___ THE INPUT

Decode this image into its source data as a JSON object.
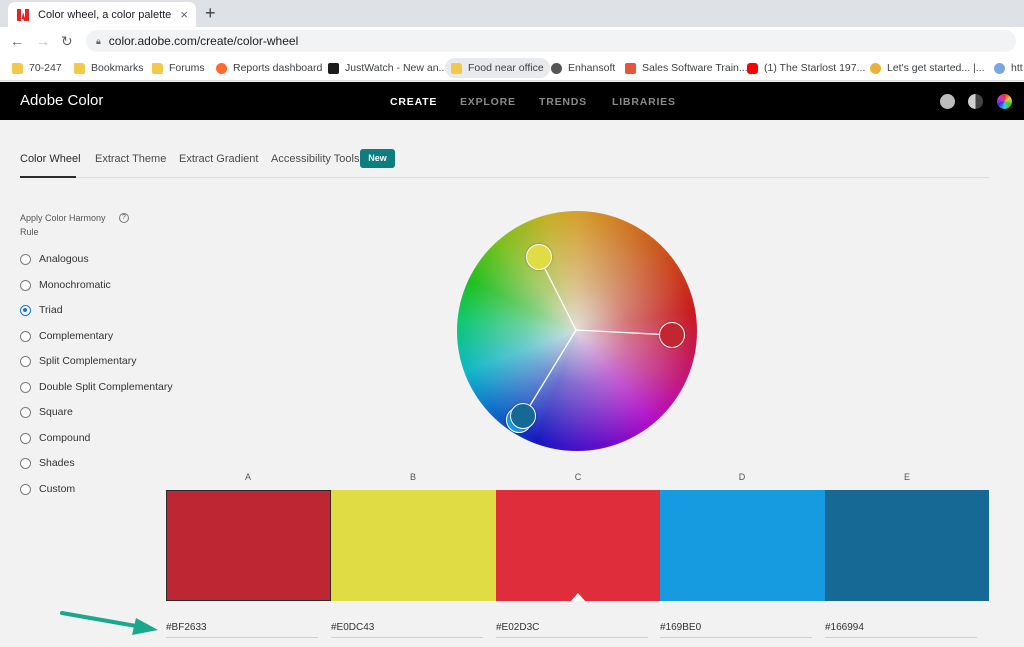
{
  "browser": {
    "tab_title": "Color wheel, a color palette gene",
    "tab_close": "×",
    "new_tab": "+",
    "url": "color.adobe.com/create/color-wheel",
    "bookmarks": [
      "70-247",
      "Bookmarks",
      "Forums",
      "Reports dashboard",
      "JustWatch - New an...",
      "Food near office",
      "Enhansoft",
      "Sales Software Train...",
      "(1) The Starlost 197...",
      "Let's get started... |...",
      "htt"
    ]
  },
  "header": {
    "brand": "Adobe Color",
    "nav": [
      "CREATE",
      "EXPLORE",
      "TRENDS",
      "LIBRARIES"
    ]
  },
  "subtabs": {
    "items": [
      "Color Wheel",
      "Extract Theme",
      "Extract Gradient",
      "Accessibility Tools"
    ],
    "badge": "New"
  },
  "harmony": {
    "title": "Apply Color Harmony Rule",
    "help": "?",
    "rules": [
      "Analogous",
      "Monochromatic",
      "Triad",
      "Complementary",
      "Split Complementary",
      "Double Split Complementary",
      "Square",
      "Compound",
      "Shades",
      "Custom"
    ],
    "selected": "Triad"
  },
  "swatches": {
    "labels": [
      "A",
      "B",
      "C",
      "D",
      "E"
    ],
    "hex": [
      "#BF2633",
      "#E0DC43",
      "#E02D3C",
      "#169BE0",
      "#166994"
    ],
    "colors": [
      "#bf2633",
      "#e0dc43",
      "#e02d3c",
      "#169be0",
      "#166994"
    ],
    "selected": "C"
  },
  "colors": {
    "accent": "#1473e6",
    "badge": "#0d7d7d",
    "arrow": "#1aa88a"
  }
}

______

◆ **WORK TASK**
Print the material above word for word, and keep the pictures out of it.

◆ **YOUR RESPONSE**
Decode this image into its source data as a JSON object.
{
  "browser": {
    "tab_title": "Color wheel, a color palette gene",
    "tab_close": "×",
    "new_tab": "+",
    "url": "color.adobe.com/create/color-wheel",
    "bookmarks": [
      "70-247",
      "Bookmarks",
      "Forums",
      "Reports dashboard",
      "JustWatch - New an...",
      "Food near office",
      "Enhansoft",
      "Sales Software Train...",
      "(1) The Starlost 197...",
      "Let's get started... |...",
      "htt"
    ]
  },
  "header": {
    "brand": "Adobe Color",
    "nav": [
      "CREATE",
      "EXPLORE",
      "TRENDS",
      "LIBRARIES"
    ]
  },
  "subtabs": {
    "items": [
      "Color Wheel",
      "Extract Theme",
      "Extract Gradient",
      "Accessibility Tools"
    ],
    "badge": "New"
  },
  "harmony": {
    "title": "Apply Color Harmony Rule",
    "help": "?",
    "rules": [
      "Analogous",
      "Monochromatic",
      "Triad",
      "Complementary",
      "Split Complementary",
      "Double Split Complementary",
      "Square",
      "Compound",
      "Shades",
      "Custom"
    ],
    "selected": "Triad"
  },
  "swatches": {
    "labels": [
      "A",
      "B",
      "C",
      "D",
      "E"
    ],
    "hex": [
      "#BF2633",
      "#E0DC43",
      "#E02D3C",
      "#169BE0",
      "#166994"
    ],
    "colors": [
      "#bf2633",
      "#e0dc43",
      "#e02d3c",
      "#169be0",
      "#166994"
    ],
    "selected": "C"
  },
  "colors": {
    "accent": "#1473e6",
    "badge": "#0d7d7d",
    "arrow": "#1aa88a"
  }
}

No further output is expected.